» **Required work**
Below are records; copy every line among them that contains the word "content".

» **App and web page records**
-=-=-

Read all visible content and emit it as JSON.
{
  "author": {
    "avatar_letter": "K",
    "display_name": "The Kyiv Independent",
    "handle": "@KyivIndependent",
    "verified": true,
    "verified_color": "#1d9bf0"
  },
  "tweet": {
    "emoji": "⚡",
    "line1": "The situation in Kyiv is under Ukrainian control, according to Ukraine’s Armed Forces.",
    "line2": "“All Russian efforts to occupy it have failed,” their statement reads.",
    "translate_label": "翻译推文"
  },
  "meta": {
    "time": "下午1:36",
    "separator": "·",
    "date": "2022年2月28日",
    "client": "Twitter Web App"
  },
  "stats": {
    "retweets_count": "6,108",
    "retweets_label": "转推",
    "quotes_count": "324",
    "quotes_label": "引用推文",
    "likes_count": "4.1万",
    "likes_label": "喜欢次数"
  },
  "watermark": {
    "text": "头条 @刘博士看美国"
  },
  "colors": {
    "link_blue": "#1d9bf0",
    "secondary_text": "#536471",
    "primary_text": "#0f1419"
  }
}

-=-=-

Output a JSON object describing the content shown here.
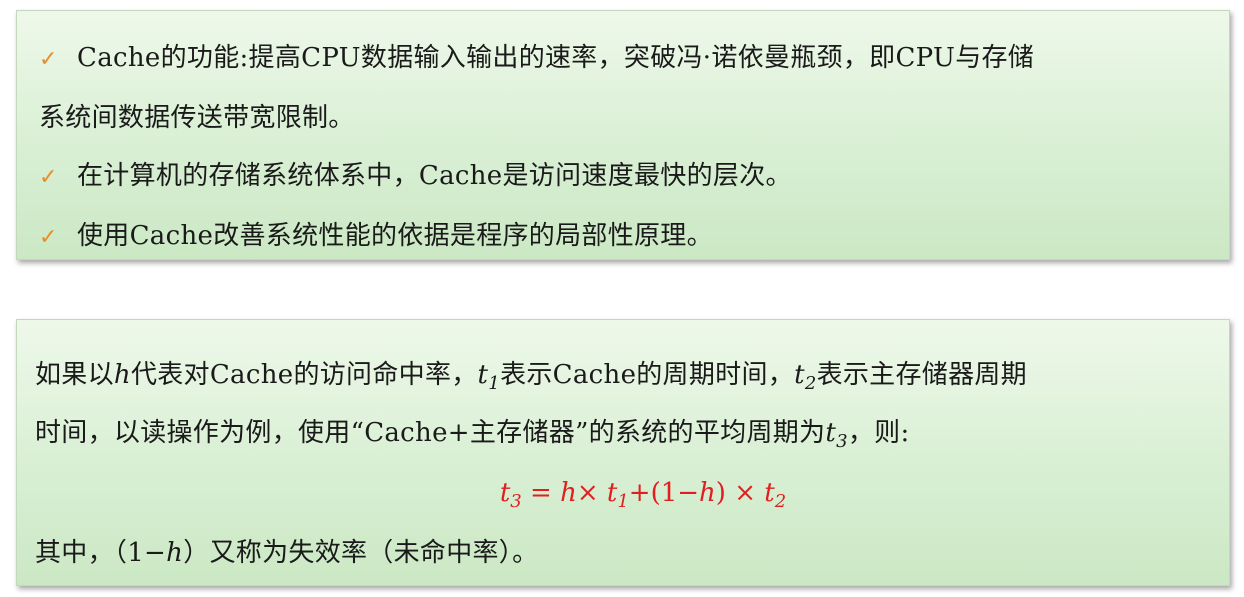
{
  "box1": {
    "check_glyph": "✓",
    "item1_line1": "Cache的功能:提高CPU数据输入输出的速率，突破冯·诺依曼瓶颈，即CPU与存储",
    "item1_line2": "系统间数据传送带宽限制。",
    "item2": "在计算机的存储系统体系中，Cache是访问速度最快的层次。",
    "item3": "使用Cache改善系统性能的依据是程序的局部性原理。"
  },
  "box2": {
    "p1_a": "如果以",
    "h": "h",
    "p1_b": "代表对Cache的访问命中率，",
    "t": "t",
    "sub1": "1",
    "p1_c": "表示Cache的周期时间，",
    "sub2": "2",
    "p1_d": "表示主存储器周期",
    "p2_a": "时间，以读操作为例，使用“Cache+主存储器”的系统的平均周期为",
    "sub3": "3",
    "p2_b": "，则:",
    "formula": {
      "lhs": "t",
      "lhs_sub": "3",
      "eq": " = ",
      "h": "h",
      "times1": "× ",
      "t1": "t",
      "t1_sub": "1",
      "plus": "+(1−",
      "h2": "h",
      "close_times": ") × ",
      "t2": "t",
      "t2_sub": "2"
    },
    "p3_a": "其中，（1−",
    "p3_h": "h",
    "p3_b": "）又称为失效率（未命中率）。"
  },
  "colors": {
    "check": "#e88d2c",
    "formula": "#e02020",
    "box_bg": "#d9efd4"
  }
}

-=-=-

» **Response to the task**
Read all visible content and emit it as JSON.
Output a JSON object describing the content shown here.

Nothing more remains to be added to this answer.